Voting on the lifetime presidency for Putin?

Next week, on the 1st of July, Russian people will vote on the new constitutional amendments. While the amendments have already been approved by the Federal Assembly, this so-called “people’s vote” is of great symbolic importance for Putin. Margarita Zavadskaya provided comments about it for the Norwegian newspaper Verdens Gang (VG).

He wants to show that the Putin regime can still mobilize supporters in large numbers. It’s hard to say what’s going on inside Putin’s head, but there’s reason to believe Putin’s support will fall as a result of the economic downturn. Therefore, he wants the vote as quickly as feasible, Zavadskaya replies.

You can read the full article in Norwegian online.

Rendering the voting uncontrollable

This eventful Spring also had several important changes for the Russian state. After in late March, Vladimir Putin had to postpone the “referendum” on the new constitutional amendments, on the 13th of May State Duma passed a fastly drafted bill, which allows conducting elections and referendums of all levels by post or through the Internet. ElMaRB project leader Margarita Zavadskaya was asked to comment on this situation by the

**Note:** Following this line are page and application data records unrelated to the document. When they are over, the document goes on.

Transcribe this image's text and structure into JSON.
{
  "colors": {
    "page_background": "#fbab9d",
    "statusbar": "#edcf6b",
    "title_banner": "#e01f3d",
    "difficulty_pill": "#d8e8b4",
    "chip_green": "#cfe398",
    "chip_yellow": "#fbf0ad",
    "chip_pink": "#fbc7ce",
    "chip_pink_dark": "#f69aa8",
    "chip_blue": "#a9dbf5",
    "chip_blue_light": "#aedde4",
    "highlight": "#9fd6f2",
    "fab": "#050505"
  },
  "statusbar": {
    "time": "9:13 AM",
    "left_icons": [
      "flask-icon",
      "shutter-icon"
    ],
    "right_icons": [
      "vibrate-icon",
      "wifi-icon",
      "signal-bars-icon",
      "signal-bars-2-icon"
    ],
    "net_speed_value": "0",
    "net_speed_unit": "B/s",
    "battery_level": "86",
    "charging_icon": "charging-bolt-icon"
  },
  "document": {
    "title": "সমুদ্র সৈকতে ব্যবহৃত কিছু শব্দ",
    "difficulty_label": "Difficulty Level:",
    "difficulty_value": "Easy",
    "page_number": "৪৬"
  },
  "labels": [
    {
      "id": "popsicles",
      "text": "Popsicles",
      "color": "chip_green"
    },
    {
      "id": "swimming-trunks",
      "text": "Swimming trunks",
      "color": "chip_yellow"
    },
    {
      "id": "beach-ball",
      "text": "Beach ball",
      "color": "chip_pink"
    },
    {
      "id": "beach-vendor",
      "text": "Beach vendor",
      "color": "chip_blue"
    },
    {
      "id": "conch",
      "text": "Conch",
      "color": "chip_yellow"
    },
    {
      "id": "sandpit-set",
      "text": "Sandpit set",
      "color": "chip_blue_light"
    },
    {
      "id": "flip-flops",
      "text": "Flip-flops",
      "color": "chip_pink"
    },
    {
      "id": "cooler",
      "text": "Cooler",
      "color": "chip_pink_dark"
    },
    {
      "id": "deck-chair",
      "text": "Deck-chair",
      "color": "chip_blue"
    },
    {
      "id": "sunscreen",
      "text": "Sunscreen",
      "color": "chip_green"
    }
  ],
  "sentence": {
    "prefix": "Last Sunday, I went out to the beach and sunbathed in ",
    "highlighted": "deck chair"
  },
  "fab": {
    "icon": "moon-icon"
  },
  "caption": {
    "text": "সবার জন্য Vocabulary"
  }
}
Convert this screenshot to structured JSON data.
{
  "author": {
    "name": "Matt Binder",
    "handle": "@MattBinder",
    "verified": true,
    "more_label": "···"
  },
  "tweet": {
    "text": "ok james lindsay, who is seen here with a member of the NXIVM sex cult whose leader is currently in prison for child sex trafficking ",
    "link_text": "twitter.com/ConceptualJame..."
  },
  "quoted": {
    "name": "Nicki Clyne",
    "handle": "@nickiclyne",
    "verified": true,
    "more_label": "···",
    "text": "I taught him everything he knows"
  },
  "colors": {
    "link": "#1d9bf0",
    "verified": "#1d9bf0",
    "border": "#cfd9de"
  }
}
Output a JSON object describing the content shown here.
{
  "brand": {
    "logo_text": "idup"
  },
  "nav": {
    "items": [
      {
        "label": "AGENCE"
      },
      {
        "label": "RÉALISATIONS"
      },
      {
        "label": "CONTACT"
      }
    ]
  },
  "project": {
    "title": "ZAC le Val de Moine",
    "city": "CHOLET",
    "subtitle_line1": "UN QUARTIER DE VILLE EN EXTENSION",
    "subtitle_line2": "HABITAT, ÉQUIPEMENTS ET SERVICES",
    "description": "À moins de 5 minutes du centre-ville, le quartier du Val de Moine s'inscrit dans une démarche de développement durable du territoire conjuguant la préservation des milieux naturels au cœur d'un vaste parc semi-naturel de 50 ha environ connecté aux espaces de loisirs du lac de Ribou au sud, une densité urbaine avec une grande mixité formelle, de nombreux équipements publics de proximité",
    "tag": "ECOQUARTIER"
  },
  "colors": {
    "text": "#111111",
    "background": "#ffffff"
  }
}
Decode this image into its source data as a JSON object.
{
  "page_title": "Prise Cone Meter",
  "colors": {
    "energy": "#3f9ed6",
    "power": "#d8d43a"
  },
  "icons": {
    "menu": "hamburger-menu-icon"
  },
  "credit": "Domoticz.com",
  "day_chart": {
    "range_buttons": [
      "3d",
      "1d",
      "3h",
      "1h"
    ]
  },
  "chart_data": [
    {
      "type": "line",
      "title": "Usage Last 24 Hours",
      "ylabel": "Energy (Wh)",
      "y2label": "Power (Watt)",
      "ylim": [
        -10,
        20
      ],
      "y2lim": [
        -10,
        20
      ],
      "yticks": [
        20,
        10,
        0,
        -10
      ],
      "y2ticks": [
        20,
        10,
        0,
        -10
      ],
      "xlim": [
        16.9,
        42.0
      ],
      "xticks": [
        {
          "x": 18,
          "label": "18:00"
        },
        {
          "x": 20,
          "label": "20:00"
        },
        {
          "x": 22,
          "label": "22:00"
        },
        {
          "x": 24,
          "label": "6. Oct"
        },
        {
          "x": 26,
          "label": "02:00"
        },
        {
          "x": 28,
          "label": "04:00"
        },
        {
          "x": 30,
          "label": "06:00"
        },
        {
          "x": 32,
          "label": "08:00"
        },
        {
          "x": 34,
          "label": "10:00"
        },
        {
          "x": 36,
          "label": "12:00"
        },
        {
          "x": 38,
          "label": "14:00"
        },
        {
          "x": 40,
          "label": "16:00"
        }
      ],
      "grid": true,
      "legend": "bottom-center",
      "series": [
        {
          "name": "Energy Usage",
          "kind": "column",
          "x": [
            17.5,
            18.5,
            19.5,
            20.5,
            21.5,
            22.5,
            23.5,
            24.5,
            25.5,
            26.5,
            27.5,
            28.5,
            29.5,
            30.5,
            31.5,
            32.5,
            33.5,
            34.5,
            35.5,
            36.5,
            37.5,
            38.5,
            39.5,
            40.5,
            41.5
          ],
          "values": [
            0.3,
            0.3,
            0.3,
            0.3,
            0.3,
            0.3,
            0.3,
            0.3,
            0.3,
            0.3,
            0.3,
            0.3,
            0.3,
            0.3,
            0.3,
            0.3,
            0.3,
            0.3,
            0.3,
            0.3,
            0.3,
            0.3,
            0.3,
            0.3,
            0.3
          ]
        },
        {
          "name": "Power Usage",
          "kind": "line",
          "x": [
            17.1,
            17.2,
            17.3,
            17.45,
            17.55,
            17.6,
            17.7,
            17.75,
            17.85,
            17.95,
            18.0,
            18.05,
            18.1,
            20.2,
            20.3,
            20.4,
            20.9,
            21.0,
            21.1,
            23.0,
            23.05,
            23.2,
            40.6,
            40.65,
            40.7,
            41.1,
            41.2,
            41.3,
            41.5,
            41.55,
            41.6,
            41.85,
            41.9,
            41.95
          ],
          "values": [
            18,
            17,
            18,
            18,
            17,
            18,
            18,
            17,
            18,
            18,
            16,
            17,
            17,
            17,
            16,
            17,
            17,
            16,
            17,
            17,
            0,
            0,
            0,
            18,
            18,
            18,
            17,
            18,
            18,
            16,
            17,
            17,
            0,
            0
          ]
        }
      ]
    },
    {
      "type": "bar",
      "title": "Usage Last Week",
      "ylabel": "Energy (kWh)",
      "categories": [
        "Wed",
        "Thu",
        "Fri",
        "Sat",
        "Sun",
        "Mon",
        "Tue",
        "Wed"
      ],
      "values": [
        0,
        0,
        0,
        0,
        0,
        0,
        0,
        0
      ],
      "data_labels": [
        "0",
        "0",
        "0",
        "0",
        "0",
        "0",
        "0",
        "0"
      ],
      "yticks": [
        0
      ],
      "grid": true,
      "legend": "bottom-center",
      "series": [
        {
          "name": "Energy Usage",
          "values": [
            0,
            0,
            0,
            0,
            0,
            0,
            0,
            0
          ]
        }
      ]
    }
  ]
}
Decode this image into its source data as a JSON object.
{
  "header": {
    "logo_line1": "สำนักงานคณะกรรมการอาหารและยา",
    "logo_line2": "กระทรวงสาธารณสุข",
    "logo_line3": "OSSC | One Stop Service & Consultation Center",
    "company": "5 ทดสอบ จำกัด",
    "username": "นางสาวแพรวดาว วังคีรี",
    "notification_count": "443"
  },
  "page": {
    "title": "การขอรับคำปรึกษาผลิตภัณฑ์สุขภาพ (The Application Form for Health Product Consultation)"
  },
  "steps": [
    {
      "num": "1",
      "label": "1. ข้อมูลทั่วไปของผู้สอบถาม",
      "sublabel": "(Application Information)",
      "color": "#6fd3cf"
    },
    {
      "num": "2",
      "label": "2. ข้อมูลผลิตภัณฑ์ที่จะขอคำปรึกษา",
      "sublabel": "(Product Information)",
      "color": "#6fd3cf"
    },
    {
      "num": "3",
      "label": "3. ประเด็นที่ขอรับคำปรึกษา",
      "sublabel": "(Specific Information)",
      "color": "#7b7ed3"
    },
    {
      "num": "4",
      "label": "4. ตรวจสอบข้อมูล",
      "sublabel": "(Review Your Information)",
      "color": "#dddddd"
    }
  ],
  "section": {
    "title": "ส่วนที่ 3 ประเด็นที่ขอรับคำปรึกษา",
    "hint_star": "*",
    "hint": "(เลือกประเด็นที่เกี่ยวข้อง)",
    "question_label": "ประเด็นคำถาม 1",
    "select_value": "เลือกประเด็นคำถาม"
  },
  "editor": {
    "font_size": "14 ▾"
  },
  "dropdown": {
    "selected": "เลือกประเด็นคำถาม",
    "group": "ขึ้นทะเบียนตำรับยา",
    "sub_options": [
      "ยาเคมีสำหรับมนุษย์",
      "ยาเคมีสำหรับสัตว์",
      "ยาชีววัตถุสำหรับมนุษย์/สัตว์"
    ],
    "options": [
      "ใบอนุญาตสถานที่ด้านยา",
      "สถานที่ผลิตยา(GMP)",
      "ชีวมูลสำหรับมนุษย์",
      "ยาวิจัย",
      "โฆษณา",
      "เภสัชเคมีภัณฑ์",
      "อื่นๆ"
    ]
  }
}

There are countries in the world, where voting by post is an established practice. For example, on the 7th of May, Sejm of Poland passed the Law on postal voting at the presidential elections 2020, on which insisted the party of power “Law and Justice” (PiS) and with which did not agree the opposition and the senators. Margarita Zavadskaya also mentions Switzerland, Estonia, and some other states as an example. “However, under the conditions of undemocratic, nontransperent regime, a normal democratic norm may work out badly. Unfortunarely, researchers of electoral politics know, that a share of votes casted for the president of Russia correlates well with the share of  at-home voting. And this issue with post or Internet voting will serve as a kind of  remote ballot box.

Read the full version of the article at

a good advice for a bad guy

Imagine, that you have been single-handedly ruling a country for more than 20 years and now you feel tired and want to leave. What is the best way to do it? Should you find a successor or maybe better to adopt a new constitution? Or come up with a new advisory body and head it after you stop being a president?

ElMaRB project leader Margarita Zavadskaya knows how to do it best. Read her scientific instruction for authoritarian leaders on Meduza.